Before the hair transplant, your doctor will clean and numb the area of your scalp where they harvest follicles. Then they will decide which of two methods to obtain the strands for the treatment. In either follicular unit transplantation (FUT) or follicular unit extraction, also called follicular unit strip surgery, the surgeon cuts a strip of skin from the back of your head and then separates it into hundreds of tiny cut sections under a microscope.
Alternatively, with FUE, your surgeon will create tiny holes in your head and use a tube-like instrument to punch follicles directly out of your scalp. These follicles will then be transplanted into a different section of your head where they are needed for thickness and volume.

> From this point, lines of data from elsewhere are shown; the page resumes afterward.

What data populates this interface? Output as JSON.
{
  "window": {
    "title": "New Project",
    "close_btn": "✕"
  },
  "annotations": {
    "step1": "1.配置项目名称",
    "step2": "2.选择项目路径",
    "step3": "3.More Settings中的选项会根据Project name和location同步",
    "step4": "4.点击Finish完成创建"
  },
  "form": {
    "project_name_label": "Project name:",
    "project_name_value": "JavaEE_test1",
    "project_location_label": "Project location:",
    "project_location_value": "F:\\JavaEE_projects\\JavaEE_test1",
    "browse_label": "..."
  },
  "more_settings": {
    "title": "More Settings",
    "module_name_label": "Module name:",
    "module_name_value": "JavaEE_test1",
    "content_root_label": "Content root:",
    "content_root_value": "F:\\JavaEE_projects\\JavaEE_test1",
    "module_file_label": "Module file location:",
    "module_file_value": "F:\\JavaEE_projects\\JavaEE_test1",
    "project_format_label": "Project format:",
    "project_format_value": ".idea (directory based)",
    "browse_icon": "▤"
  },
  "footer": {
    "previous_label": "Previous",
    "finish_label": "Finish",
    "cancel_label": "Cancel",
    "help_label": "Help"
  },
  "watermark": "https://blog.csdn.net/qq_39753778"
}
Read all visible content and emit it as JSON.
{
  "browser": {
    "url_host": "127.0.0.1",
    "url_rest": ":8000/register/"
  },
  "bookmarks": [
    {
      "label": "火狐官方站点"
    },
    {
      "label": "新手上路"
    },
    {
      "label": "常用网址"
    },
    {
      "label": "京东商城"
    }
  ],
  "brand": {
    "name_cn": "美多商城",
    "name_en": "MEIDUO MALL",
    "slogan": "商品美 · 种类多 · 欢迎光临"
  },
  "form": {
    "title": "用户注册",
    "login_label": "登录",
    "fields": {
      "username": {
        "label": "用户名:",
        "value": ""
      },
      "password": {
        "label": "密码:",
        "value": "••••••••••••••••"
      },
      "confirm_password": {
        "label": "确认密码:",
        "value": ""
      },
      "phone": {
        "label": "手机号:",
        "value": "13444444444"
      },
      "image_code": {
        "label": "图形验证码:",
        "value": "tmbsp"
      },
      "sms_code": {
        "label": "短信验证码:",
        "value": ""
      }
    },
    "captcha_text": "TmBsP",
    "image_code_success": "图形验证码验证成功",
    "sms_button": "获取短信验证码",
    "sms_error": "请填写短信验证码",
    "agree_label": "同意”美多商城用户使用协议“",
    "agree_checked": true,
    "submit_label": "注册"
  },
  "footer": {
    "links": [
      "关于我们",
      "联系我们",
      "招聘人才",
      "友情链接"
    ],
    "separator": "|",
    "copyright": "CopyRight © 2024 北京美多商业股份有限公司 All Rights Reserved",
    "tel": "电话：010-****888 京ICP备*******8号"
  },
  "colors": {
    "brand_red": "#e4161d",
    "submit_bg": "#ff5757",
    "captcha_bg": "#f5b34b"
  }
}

Before this procedure, your doctor may ask you to stop taking certain medications and foods. They might also request that you start massaging your scalp for about 30 minutes each day to balance blood flow and help prepare it for the surgery.
Your surgeon will begin by cleaning your scalp and injecting medicine to numb it. They will then choose one of two methods: follicular unit strip surgery (FUSS) or follicular unit extraction (FUE). In FUSS, your doctor will remove a strip of skin from the back of your head that contains healthy hair. They will then use a microscope to separate the drawn strip into follicular units, each containing one or more inches.
In the past, doctors used to transplant whole sections of hair, called “hair plugs.” However, advancements in transplant technology now allow surgeons to move a single healthy hair at a time. This helps achieve natural-looking results on hair transplant growth timeline.
The procedure may take four to eight hours, and you might need more than one session to get the full head of hair you want. The number of grafts you need will depend on your hair density and the coverage you’re looking for.
If you choose a surgeon with extensive experience in FUT and FUE, they should be able to perform the procedure faster and with less damage to your scalp. They can also handle more grafts in a shorter period. This could mean you’ll need fewer sessions, or it might be possible to do a single, more extended session that allows your doctor to move 2,500-3,000 grafts simultaneously.
The good news is that the recovery process from a hair transplant is much quicker and easier than you might expect. The procedure can be completed over a day, and you should return to your routine within a few days.
Hair transplants involve moving healthy full-size, vigorously growing hair follicles from the back of the scalp (the donor area) to thinning or balding areas on the head that need new strands. The procedure can be used to correct genetic and hormonal hair loss as well as several other medical conditions.
During surgery, surgeons use local anesthesia to ensure you don’t feel pain. They also create small holes or slits where the grafts will be planted. They may need the help of other team members to get everything done efficiently and correctly.
After the surgery, your scalp will scab up for a few days. Don’t scratch or wear a hat, which could dislodge the scabs. Instead, wash the recipient area with a gentle shampoo. Be careful not to rub too hard or wash directly over the scabs, as this can damage the hair follicles and cause them to fail.
In a tissue expansion hair transplant, the doctor places balloon-like devices called tissue expanders under the skin of a section of the scalp with healthy hair. Over a few months, they fill these expanders with saline, encouraging the scalp to grow more skin cells. Once they have enough, the doctor removes the expanders and surgically places a flap of hair-bearing skin over the bald area.